Whether or not there is baseball at all this year is still very much up in the air, but one thing we do know is that there will be some sort of draft. However, it is not going to be anything like what we’ve gotten used to in the past. As part of an agreement between players and the league, they have decided on a very condensed draft that, frankly, screws the amateur players who would come out this year. The details aren’t totally set yet, but it will only be five to ten rounds and signing bonuses will be deferred, with ten percent coming up front, 45 percent coming in 2021 and the remaining 45 percent in 2022. Additionally, undrafted players will not be able to sign for more than $20,000. With all of that in mind, our FanPulse surveys this week were about some of the decisions prospects will have to make this summer.
Do you enter?
We start out with the obvious starting point: Do you leave school this year despite these rule changes? If we’re being honest, there’s no one-size-fits all answer here. Every prospect is in a different position for a lot of different factors, including things ranging from their own socioeconomic status to their position. If a player’s family is in more need of money, they will take the short-term payout even if they could make more later. If you’re a high school pitcher, you are more likely to be pushed too hard by a college coach than a professional one simply because there are different motivations. I think generally speaking I’d be less likely to enter unless I knew I was going to be a top selection, but there are scenarios where that changes.
Impact of extra year of eligibility
I’m not sure how the answer could possibly be no to this. This changes the calculus immensely for juniors who could have potentially been on the fence about going pro. Without the extra year, their choice would be entering a depressed draft or going back to school and re-entering the draft as a senior with no leverage. There’s a reason juniors almost always get higher signing bonuses, and being able to hold that leverage next year makes it a lot easier to forgo the draft this year.
Change the rules for high schoolers?
If I understand how this process works, it’s not entirely up to MLB as the NCAA gets a seat at this table as well. MLB might have the final say, but I believe NCAA gets their two cents in at least. Either way, to the question of “should,” the answer is yes because the answer has always been yes. MLB’s system is better than the NBA’s or NFL’s where you have to go to college, but the restriction is still dumb. Kids should always be able to enter the draft whenever they want.
Will this affect high schoolers?
Again, I have no idea how anyone could possibly vote no on this. There are a ton of high schoolers who usually get picked in the later rounds and sign for bigger bonuses. This is no longer an option. Of course this affects that decision.

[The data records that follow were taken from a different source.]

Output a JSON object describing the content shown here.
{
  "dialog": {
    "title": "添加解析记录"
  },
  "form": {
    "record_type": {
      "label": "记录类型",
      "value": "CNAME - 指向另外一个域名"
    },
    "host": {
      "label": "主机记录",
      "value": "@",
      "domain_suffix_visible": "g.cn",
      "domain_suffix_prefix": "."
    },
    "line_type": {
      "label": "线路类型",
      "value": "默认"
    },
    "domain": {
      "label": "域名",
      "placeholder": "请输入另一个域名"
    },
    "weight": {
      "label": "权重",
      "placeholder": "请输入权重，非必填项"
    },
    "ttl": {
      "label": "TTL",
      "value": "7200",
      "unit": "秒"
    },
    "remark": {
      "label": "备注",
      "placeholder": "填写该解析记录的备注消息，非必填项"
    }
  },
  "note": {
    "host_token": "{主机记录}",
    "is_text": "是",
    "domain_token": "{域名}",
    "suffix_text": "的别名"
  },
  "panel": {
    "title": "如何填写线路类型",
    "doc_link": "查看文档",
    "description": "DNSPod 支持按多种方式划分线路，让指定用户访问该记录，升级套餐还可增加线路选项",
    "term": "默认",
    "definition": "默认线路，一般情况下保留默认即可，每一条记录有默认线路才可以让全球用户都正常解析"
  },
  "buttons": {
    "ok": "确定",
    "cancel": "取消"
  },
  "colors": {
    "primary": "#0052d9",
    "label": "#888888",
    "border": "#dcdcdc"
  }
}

And, just to wrap all of this up, these changes are why I’m not quite as convinced as some others that losing a second round pick this year is all that bad for the Red Sox. It is a greater percentage of their normal prospect haul in a draft, but they’ll be able to fight for the undrafted players just like everyone else and the talent that is going to be realistically available in round two is not going to be what we’re used to.